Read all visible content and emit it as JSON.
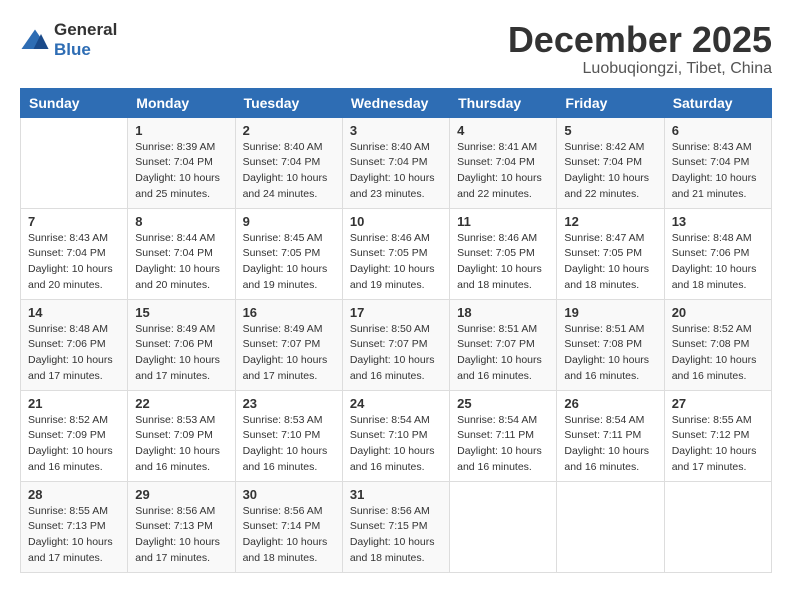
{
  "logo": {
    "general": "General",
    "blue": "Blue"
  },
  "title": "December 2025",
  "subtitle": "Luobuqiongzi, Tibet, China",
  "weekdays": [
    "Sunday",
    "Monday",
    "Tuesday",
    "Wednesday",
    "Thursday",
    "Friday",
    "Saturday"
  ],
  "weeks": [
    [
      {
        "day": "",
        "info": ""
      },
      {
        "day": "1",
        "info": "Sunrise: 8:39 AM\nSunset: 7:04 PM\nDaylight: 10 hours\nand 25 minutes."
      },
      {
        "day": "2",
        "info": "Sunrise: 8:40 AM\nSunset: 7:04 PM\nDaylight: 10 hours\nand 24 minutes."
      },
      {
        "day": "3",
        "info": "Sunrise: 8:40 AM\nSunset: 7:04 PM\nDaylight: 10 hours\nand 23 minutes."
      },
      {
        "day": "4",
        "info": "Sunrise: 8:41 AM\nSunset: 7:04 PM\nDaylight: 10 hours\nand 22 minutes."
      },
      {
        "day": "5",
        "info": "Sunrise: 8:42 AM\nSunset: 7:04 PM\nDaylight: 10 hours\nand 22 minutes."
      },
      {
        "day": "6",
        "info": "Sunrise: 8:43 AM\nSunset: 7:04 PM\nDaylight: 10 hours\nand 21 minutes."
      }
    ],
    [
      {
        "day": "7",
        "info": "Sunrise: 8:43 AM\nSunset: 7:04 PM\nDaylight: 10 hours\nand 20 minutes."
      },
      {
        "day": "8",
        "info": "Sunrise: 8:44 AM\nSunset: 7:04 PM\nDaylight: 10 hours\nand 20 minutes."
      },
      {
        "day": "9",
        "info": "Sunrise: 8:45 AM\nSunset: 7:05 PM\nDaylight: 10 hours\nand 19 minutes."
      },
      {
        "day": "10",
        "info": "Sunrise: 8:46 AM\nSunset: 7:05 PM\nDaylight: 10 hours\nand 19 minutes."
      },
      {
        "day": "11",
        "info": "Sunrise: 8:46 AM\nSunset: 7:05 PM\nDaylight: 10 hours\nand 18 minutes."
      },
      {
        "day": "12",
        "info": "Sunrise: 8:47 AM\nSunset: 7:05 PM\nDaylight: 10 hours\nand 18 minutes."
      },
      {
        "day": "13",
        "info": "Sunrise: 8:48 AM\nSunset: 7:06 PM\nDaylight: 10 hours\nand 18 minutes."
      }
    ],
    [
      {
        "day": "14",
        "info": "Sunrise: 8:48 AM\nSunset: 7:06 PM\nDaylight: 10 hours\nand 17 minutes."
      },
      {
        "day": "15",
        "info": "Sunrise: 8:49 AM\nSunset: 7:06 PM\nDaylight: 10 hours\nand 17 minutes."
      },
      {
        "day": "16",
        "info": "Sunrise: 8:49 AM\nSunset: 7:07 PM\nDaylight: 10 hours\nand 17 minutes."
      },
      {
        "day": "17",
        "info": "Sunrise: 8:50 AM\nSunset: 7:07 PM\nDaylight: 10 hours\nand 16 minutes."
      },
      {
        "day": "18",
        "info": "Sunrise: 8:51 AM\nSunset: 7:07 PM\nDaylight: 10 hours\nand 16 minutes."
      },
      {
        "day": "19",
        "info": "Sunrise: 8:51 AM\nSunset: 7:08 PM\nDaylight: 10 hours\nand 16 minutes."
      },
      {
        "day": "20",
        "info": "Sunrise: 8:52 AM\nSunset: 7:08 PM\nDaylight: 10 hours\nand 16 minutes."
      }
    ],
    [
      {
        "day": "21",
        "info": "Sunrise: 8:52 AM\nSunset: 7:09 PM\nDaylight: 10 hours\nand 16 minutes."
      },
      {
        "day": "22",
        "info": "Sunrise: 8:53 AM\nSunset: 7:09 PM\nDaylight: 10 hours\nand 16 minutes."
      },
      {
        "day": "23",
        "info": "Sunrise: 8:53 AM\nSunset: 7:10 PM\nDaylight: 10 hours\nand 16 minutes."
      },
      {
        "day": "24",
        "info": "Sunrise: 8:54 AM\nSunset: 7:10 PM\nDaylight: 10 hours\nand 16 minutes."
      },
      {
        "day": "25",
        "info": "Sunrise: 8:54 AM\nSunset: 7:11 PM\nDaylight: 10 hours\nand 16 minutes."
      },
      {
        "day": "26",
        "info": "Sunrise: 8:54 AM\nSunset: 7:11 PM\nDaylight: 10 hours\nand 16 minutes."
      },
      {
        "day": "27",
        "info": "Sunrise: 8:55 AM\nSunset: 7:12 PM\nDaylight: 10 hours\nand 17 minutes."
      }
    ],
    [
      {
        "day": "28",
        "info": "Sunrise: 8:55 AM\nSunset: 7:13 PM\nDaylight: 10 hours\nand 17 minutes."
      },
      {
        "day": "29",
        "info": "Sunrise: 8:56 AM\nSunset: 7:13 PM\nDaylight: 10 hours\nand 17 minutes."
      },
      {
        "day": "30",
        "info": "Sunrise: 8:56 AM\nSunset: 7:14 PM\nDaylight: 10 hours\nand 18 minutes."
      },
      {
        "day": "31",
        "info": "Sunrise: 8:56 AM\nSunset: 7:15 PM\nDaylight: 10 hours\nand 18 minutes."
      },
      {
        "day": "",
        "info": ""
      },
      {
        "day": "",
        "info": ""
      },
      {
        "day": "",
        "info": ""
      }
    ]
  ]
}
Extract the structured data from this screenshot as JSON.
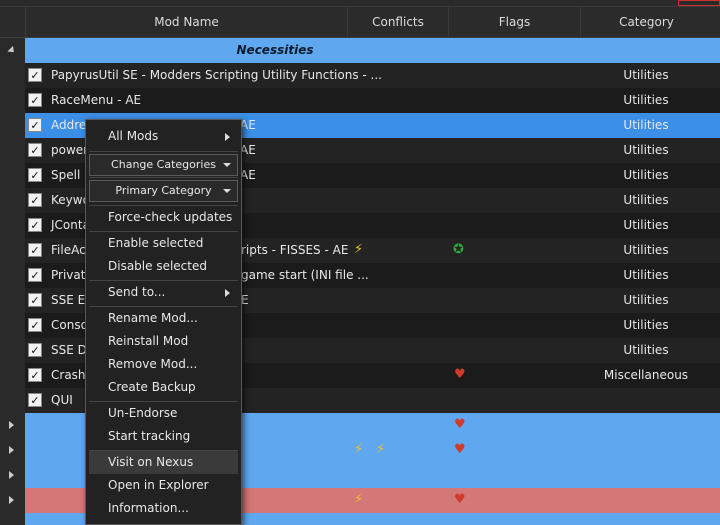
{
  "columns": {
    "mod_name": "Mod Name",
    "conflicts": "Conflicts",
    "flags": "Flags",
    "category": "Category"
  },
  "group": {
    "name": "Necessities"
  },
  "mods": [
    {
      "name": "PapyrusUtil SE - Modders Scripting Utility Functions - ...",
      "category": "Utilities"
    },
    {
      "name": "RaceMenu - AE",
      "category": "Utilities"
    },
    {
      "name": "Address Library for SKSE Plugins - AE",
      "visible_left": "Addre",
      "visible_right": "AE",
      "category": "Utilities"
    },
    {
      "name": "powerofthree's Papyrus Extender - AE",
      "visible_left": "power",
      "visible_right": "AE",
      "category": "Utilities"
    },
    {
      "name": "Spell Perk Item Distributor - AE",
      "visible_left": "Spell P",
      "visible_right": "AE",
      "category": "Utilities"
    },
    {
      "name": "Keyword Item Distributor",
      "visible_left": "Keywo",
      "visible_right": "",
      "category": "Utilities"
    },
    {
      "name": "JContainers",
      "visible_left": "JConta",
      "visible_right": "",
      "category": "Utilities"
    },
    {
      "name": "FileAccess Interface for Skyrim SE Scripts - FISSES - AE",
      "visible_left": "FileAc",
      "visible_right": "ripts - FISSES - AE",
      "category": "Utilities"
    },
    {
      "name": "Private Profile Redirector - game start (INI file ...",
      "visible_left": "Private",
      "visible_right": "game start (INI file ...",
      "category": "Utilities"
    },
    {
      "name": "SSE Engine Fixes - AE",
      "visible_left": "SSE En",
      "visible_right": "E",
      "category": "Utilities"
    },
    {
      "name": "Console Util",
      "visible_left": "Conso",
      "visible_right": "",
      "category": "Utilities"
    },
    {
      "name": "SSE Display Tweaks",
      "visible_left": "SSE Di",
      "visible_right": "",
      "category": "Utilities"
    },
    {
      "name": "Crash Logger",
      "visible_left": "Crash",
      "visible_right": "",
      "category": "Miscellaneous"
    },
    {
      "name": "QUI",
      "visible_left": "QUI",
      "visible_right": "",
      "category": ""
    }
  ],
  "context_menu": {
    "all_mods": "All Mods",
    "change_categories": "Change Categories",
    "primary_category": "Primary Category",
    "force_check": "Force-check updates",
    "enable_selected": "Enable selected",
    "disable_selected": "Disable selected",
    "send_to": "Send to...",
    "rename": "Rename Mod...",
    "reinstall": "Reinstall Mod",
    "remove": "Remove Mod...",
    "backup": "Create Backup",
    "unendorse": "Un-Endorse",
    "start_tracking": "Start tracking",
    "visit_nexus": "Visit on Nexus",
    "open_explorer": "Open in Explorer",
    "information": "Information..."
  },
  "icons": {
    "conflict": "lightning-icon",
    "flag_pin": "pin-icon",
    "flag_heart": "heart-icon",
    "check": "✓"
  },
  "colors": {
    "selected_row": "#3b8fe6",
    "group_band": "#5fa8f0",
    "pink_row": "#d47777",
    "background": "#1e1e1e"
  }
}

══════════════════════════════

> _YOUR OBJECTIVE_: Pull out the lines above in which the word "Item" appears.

> _RESPONSE TO THIS TASK_:
      "name": "Spell Perk Item Distributor - AE",
      "name": "Keyword Item Distributor",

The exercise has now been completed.